3. Contact the Department of Transportation
If you were not able to come to a favorable resolution with the airline directly, you can take the matter to third parties.
To start, fill out a complaint with the Department of Transportation. The Department of Transpiration is a government-run, consumer rights organization that can levy penalties against airlines for not adhering to requirements.
You can fill out a D.O.T. complaint here.
4. Take the First Step Towards Suing an Airline
With your complaints recorded with the airline and with the Department of Transportation, it’s time to take steps towards legal action.

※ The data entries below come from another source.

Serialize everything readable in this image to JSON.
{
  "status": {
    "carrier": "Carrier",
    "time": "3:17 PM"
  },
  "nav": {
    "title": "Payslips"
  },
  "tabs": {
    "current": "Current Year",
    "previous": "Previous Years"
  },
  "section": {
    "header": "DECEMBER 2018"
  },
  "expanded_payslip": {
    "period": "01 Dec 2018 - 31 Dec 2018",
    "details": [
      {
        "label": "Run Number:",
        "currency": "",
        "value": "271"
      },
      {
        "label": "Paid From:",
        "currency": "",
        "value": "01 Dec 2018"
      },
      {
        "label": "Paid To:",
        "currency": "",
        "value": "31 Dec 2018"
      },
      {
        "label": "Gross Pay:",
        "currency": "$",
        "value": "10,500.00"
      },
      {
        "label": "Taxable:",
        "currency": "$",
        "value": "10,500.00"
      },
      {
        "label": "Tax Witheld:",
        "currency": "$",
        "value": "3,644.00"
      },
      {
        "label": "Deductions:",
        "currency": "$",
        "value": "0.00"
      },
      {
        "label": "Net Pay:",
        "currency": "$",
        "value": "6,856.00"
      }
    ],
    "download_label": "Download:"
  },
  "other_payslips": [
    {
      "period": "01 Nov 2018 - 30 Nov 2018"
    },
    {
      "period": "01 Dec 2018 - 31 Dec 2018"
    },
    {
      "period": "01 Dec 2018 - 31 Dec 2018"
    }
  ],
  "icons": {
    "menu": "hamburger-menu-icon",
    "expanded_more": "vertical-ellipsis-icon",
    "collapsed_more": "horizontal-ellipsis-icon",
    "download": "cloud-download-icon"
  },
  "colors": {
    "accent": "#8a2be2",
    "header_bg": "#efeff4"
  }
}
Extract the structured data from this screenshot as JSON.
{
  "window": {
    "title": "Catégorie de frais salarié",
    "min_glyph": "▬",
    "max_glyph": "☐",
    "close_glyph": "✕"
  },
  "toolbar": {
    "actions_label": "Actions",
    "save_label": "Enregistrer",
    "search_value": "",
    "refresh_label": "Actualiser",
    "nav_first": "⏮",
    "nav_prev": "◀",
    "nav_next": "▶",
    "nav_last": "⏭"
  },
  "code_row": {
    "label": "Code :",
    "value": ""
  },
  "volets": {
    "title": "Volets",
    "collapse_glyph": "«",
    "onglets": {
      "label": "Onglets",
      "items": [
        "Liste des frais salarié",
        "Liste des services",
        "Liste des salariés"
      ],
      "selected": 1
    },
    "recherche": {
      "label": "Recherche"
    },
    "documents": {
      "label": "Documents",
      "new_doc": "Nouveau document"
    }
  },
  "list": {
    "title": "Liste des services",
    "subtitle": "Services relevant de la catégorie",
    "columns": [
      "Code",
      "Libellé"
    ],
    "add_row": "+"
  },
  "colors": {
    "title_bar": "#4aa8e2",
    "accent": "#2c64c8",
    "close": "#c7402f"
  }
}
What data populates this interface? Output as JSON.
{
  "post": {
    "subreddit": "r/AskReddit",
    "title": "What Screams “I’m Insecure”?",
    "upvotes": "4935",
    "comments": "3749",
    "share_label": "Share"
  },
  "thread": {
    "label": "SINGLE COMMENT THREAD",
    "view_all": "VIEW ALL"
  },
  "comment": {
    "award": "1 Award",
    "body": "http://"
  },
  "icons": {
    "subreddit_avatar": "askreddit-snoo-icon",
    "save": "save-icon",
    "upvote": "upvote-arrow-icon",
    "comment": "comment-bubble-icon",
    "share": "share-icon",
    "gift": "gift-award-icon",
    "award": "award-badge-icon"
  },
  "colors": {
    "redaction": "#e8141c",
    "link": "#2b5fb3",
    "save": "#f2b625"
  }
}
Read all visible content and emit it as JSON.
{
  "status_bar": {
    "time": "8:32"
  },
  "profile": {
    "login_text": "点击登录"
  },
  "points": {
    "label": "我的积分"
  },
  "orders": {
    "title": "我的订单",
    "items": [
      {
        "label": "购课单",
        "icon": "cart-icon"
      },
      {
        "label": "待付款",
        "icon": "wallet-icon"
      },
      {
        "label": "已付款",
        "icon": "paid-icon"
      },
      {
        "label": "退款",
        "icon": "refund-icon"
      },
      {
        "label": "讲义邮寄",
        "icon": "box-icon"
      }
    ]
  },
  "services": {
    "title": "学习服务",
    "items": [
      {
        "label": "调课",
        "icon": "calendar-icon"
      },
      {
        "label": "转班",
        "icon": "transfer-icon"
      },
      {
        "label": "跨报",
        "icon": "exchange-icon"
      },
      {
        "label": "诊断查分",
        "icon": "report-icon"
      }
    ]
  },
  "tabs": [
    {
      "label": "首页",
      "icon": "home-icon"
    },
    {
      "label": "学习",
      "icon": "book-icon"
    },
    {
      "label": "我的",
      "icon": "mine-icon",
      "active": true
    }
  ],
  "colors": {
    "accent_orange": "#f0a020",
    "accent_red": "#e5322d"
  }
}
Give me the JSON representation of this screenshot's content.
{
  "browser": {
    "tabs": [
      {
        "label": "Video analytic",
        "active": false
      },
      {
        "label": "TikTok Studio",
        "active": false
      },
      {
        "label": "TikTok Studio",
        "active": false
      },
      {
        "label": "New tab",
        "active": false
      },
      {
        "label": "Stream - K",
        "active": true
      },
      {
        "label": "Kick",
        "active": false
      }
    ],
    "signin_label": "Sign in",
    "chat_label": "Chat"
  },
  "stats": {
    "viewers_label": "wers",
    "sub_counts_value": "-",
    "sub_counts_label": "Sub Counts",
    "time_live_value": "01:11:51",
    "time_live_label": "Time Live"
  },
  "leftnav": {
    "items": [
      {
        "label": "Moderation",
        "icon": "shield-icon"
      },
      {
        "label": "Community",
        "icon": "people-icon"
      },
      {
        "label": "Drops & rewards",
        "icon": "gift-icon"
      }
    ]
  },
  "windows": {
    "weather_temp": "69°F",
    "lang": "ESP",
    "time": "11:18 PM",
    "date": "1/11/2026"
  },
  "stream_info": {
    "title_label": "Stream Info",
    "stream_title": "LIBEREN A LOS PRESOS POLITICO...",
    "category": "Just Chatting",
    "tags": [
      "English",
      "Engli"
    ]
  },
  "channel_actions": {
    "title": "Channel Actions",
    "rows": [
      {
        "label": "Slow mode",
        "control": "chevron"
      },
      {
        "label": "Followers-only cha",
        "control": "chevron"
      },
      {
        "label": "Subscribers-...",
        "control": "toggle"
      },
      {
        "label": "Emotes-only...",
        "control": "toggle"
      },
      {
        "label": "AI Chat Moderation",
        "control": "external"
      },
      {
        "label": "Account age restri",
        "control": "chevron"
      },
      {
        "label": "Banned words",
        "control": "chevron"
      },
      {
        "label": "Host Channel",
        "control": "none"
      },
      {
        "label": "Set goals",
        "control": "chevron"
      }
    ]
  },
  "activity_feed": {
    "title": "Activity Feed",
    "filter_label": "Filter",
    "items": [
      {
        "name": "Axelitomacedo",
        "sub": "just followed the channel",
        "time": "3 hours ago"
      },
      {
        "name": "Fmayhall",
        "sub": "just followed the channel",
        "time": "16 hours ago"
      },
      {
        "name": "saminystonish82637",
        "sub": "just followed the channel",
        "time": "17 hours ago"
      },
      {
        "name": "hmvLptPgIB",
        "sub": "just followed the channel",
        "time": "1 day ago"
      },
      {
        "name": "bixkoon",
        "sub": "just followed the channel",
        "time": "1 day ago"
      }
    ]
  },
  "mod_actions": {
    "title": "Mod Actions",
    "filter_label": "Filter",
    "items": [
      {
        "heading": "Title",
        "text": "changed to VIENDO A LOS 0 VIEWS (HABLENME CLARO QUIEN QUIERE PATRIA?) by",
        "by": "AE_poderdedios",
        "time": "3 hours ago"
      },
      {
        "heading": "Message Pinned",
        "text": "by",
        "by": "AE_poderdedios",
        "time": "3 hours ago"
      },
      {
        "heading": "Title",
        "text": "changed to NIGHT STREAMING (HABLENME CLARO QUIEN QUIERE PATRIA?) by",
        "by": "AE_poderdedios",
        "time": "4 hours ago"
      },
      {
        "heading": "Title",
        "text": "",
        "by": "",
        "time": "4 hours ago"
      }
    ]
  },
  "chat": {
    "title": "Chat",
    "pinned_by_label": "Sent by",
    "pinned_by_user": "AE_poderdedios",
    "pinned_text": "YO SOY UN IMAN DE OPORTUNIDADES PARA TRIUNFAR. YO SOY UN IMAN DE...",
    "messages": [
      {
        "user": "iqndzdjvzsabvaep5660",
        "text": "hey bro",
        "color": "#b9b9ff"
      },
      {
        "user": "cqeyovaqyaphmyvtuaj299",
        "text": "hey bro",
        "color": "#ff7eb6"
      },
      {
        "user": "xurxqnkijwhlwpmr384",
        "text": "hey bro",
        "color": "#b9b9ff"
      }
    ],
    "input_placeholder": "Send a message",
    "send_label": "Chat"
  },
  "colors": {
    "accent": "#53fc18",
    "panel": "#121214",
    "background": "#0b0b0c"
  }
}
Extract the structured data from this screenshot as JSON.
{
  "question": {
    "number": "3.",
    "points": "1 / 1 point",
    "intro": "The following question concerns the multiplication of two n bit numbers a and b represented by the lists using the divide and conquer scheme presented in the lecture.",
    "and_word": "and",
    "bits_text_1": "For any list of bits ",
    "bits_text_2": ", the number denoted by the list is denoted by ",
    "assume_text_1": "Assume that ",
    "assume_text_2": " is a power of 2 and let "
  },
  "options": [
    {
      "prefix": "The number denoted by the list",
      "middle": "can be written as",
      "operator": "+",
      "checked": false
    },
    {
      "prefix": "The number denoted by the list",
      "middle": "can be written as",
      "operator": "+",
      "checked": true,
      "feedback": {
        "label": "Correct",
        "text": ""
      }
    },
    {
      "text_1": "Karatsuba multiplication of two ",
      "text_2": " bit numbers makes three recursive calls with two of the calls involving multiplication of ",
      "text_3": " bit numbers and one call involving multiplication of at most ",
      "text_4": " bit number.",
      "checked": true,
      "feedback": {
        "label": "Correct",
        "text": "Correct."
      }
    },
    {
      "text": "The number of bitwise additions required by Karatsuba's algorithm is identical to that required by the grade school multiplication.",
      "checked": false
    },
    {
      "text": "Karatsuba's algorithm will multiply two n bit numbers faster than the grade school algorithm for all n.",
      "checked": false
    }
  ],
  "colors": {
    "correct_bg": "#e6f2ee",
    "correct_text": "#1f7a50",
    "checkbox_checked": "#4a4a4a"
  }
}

Suing an airline in small claims court will require that you head down to your County Clerk’s office to fill out a claims form. Once the form is filled out, you’ll have to pay a filing fee and turn it in.
With your claim filed, the county will give you copies of your documents and your court date.
5. Serve the Airline
When you file a lawsuit, you have to serve a copy of the documents that you received from the country clerk to the defendant so they know that they have to appear in court. The easiest way to serve court documents to an airline is to look up which of their departments handles legal matters. Then, send your documents via certified mail to that department.
If your documents are received, you’ll get a receipt from the post office that says so. Hold onto that receipt to prove to the judge that you served the airline if they don’t show up.
6. Prepare Your Case
With your small claims court date looming, you’ll have to start collecting evidence and preparing your case. This process can be time costuming and may require legal expertise to ensure that you’re ready for what’s to come. Working with a lawyer can make things a lot more manageable.
If you do choose to hire an attorney, in addition to helping you prepare your case, they can also stay in contact with the airline’s legal team to hopefully reach a settlement that would allow you to skip court altogether.
7. Present in Court
If no settlement is reached by the time your court date arrives, you’ll have to appear in front of a small claims judge to make your argument. With legal representation, you just need to sit quietly while your lawyer argues on your behalf. Without legal representation, you’ll have to conduct your own proceedings which can be intimidating but is certainly possible if you listen to the judge’s directions.
At the end of your hearing, the judge will reach a verdict and you’ll know the outcome of your case.
Wrapping Up Our Compensation Getting Guide
When you’re wronged by an airline, your focus should be on getting compensated for your troubles. Whether that compensation comes from a customer service representative, a Department of Transportation complaint or via suing an airline shouldn’t matter to you.
We’ve presented you with a number of compensation getting options, one of which we’re confident will get you what you deserve if you have a valid complaint. Our team wishes you the best as you manage your airline grievances and invites you to check out more of the finance-focused content that we publish on our blog every week!